◆ Your task ◆
Every record below needs to be printed again exactly.

[Entries from a dataset of interfaces]
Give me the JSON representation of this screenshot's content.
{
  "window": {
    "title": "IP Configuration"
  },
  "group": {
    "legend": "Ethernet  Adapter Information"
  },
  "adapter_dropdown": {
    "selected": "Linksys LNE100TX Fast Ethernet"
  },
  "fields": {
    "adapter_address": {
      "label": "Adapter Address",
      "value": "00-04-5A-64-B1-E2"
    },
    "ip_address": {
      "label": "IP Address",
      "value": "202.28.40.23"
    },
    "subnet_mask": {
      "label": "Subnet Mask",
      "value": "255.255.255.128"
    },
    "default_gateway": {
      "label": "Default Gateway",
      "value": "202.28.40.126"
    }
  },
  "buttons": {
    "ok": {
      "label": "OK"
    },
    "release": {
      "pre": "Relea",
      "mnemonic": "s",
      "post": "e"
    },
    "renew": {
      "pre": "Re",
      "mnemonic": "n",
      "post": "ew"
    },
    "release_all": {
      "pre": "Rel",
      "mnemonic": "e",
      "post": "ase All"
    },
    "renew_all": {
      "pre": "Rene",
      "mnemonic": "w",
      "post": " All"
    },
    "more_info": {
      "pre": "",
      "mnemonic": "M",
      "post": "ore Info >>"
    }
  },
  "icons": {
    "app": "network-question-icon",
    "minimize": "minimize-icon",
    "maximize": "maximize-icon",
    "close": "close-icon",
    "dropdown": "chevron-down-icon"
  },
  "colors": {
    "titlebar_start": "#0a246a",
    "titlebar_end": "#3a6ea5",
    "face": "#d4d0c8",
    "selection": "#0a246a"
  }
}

◆ Output below ◆
Give me the JSON representation of this screenshot's content.
{
  "window": {
    "title": "IP Configuration"
  },
  "group": {
    "legend": "Ethernet  Adapter Information"
  },
  "adapter_dropdown": {
    "selected": "Linksys LNE100TX Fast Ethernet"
  },
  "fields": {
    "adapter_address": {
      "label": "Adapter Address",
      "value": "00-04-5A-64-B1-E2"
    },
    "ip_address": {
      "label": "IP Address",
      "value": "202.28.40.23"
    },
    "subnet_mask": {
      "label": "Subnet Mask",
      "value": "255.255.255.128"
    },
    "default_gateway": {
      "label": "Default Gateway",
      "value": "202.28.40.126"
    }
  },
  "buttons": {
    "ok": {
      "label": "OK"
    },
    "release": {
      "pre": "Relea",
      "mnemonic": "s",
      "post": "e"
    },
    "renew": {
      "pre": "Re",
      "mnemonic": "n",
      "post": "ew"
    },
    "release_all": {
      "pre": "Rel",
      "mnemonic": "e",
      "post": "ase All"
    },
    "renew_all": {
      "pre": "Rene",
      "mnemonic": "w",
      "post": " All"
    },
    "more_info": {
      "pre": "",
      "mnemonic": "M",
      "post": "ore Info >>"
    }
  },
  "icons": {
    "app": "network-question-icon",
    "minimize": "minimize-icon",
    "maximize": "maximize-icon",
    "close": "close-icon",
    "dropdown": "chevron-down-icon"
  },
  "colors": {
    "titlebar_start": "#0a246a",
    "titlebar_end": "#3a6ea5",
    "face": "#d4d0c8",
    "selection": "#0a246a"
  }
}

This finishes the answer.